Bioretention Systems Collect & Filter Stormwater Runoff
View the signage placed at the reservoirs.
How Do They Work?
Illustrated below, bioretention systems treat stormwater naturally by collecting runoff, allowing it to absorb into the ground at a slower rate, and reducing peak runoff volumes.
Specialized native plants take in excess nutrients and filter out suspended sediments, improving the quality of surface water entering the reservoir (or other bodies of water).
You Can Help Protect Stormwater
- Minimize use of hard & paved surfaces
- Use rain barrels, rain gardens & bioswales to capture the flow
- Maintain healthy vegetated buffers around waterways
- Keep oil, dirt, detergents, lawn chemical
- Visit 'Keep it Clean' or We All Live Downstream to learn more
A 3/4" rainfall in this 120 acre area near Griggs Reservoir (map) can amount to 1.22 million gallons of stormwater.

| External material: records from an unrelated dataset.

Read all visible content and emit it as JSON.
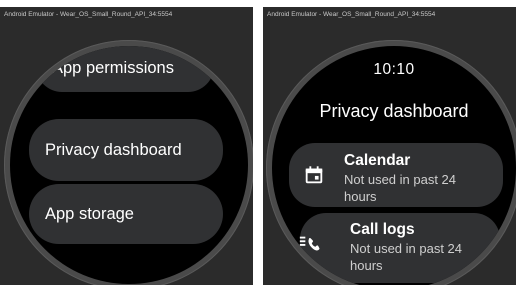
{
  "left_window": {
    "title": "Android Emulator - Wear_OS_Small_Round_API_34:5554",
    "items": [
      {
        "label": "App permissions"
      },
      {
        "label": "Privacy dashboard"
      },
      {
        "label": "App storage"
      }
    ]
  },
  "right_window": {
    "title": "Android Emulator - Wear_OS_Small_Round_API_34:5554",
    "time": "10:10",
    "heading": "Privacy dashboard",
    "cards": [
      {
        "title": "Calendar",
        "subtitle": "Not used in past 24 hours",
        "icon": "calendar-icon"
      },
      {
        "title": "Call logs",
        "subtitle": "Not used in past 24 hours",
        "icon": "call-log-icon"
      }
    ]
  }
}
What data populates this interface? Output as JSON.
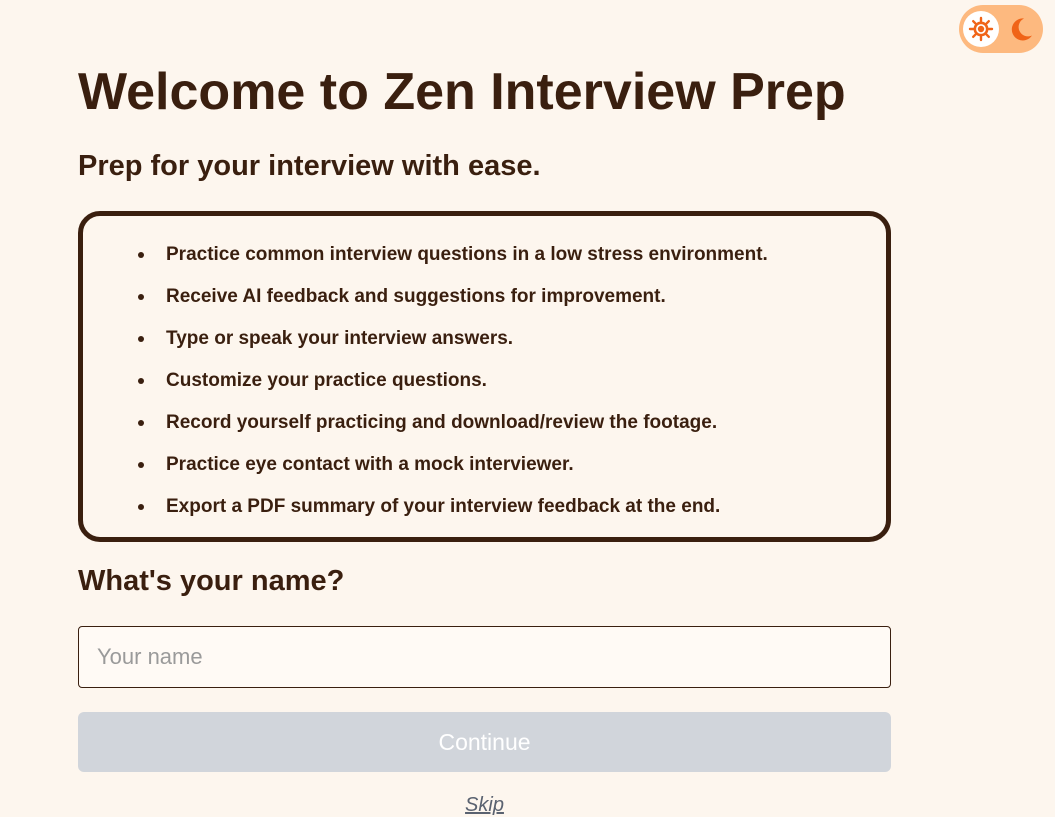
{
  "theme_toggle": {
    "sun_icon": "sun-icon",
    "moon_icon": "moon-icon",
    "active": "light",
    "track_color": "#fdb97f",
    "icon_color": "#f06418"
  },
  "header": {
    "title": "Welcome to Zen Interview Prep",
    "subtitle": "Prep for your interview with ease."
  },
  "features": {
    "items": [
      "Practice common interview questions in a low stress environment.",
      "Receive AI feedback and suggestions for improvement.",
      "Type or speak your interview answers.",
      "Customize your practice questions.",
      "Record yourself practicing and download/review the footage.",
      "Practice eye contact with a mock interviewer.",
      "Export a PDF summary of your interview feedback at the end."
    ]
  },
  "form": {
    "question": "What's your name?",
    "name_placeholder": "Your name",
    "name_value": "",
    "continue_label": "Continue",
    "continue_enabled": false,
    "skip_label": "Skip"
  },
  "colors": {
    "background": "#fdf6ee",
    "text": "#3a1f0f",
    "button_disabled": "#d1d5db"
  }
}
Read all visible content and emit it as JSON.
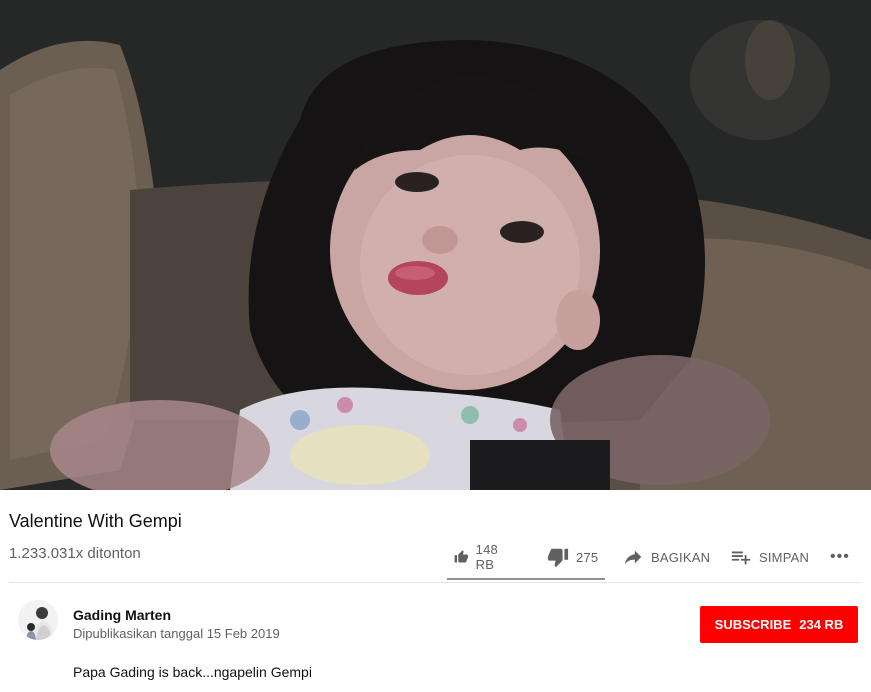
{
  "video": {
    "title": "Valentine With Gempi",
    "views": "1.233.031x ditonton",
    "thumbnail_subject": "girl-blowing-kiss-photo"
  },
  "actions": {
    "like_icon": "thumbs-up-icon",
    "like_count": "148 RB",
    "dislike_icon": "thumbs-down-icon",
    "dislike_count": "275",
    "share_icon": "share-arrow-icon",
    "share_label": "BAGIKAN",
    "save_icon": "playlist-add-icon",
    "save_label": "SIMPAN",
    "more_icon": "more-horizontal-icon",
    "more_label": "•••",
    "like_ratio": 0.998
  },
  "channel": {
    "name": "Gading Marten",
    "published": "Dipublikasikan tanggal 15 Feb 2019",
    "subscribe_label": "SUBSCRIBE",
    "subscriber_count": "234 RB",
    "description": "Papa Gading is back...ngapelin Gempi"
  },
  "colors": {
    "subscribe_bg": "#ff0000",
    "secondary_text": "#606060"
  }
}
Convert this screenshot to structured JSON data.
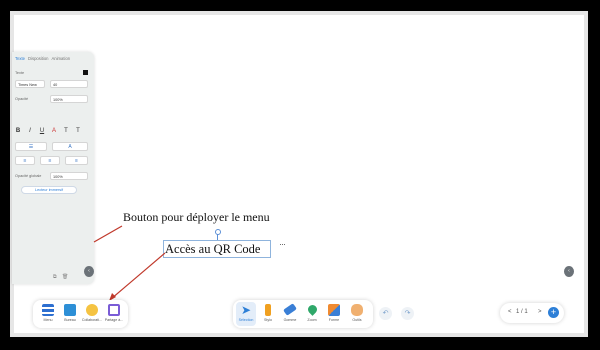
{
  "panel": {
    "tabs": [
      "Texte",
      "Disposition",
      "Animation"
    ],
    "text_label": "Texte",
    "font_name": "Times New",
    "font_size": "40",
    "opacity_label": "Opacité",
    "opacity_value": "100%",
    "format_buttons": [
      "B",
      "I",
      "U",
      "A",
      "T",
      "T"
    ],
    "fill_opacity_label": "Opacité globale",
    "fill_opacity_value": "100%",
    "more_button": "Lecteur immersif"
  },
  "annotations": {
    "menu_note": "Bouton pour déployer le menu",
    "qr_note": "Accès au QR Code",
    "more_dots": "···"
  },
  "left_toolbar": [
    {
      "label": "Menu",
      "icon": "menu-icon",
      "color": "#2d6fd0"
    },
    {
      "label": "Bureau",
      "icon": "desktop-icon",
      "color": "#2d8fd6"
    },
    {
      "label": "Collaborati...",
      "icon": "smiley-icon",
      "color": "#f5c342"
    },
    {
      "label": "Partage à...",
      "icon": "share-qr-icon",
      "color": "#7a5cd6"
    }
  ],
  "center_toolbar": [
    {
      "label": "Sélection",
      "icon": "cursor-icon",
      "color": "#2d7fd7"
    },
    {
      "label": "Stylo",
      "icon": "pen-icon",
      "color": "#f0a020"
    },
    {
      "label": "Gomme",
      "icon": "eraser-icon",
      "color": "#3a7fd6"
    },
    {
      "label": "Zoom",
      "icon": "location-icon",
      "color": "#2fa86a"
    },
    {
      "label": "Forme",
      "icon": "shapes-icon",
      "color": "#f08a30"
    },
    {
      "label": "Outils",
      "icon": "toolbox-icon",
      "color": "#f0b070"
    }
  ],
  "undo_icon": "↶",
  "redo_icon": "↷",
  "pager": {
    "prev": "<",
    "text": "1 / 1",
    "next": ">",
    "add": "+"
  },
  "collapse_glyph": "‹",
  "right_glyph": "‹"
}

The stormwater flowing from the surrounding neighborhood enters the bioretention basins through an outflow pipe (photo).
It then drains into 4 bioretention basins illustrated below.
For a more detailed view and additional illustrations, view the Bioretention systems signage.